An organization representing Massachusetts sheriffs says it supports legislation that would require some inmates to receive medications to treat their drug addictions while locked up.

      Medication-assisted treatment for inmates at the Franklin County Jail began in 2016, and Sheriff Christopher Donelan said he welcomes the expansion to some other correctional centers in Massachusetts.

"Just a year after we started this program we saw a 60 percent reduction in opioid deaths in the county, so I know our program had some part in that," said Donelan.

The Massachusetts Sheriffs Association endorsed a two-year pilot program at five county jails. These facilities would provide to inmates medications such as methadone that treat opioid addiction.

    The program is one of several provisions in an opioid bill awaiting Gov. Charlie Baker’s signature.

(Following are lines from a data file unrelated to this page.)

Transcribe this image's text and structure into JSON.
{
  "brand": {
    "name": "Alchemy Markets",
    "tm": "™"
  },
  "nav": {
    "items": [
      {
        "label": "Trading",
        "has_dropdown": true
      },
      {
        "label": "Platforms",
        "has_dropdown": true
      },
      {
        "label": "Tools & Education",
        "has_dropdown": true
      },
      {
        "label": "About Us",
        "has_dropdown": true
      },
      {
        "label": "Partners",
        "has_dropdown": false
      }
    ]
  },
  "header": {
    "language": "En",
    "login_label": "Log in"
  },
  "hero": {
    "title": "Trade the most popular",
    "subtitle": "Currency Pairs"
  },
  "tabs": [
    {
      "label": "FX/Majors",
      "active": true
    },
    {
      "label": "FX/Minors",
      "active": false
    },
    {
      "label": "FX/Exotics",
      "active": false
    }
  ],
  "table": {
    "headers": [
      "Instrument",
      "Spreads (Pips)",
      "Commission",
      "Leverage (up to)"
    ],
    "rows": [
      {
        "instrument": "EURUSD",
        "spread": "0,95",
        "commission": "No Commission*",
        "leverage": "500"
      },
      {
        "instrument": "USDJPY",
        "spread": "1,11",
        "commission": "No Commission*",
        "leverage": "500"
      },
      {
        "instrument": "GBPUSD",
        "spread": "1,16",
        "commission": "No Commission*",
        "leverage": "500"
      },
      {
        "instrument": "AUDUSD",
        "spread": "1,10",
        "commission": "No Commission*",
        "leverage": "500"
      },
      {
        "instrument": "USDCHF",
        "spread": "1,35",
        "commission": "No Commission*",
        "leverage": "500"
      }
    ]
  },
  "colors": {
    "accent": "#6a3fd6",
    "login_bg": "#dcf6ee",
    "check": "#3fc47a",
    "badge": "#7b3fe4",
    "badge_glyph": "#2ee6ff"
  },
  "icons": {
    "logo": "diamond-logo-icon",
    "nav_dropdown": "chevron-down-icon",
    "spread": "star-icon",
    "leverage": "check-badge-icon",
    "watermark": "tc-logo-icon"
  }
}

Paul Tuthill is WAMC’s Pioneer Valley Bureau Chief. He’s been covering news, everything from politics and government corruption to natural disasters and the arts, in western Massachusetts since 2007. Before joining WAMC, Paul was a reporter and anchor at WRKO in Boston. He was news director for more than a decade at WTAG in Worcester. Paul has won more than two dozen Associated Press Broadcast Awards. He won an Edward R. Murrow award for reporting on veterans’ healthcare for WAMC in 2011. Born and raised in western New York, Paul did his first radio reporting while he was a student at the University of Rochester.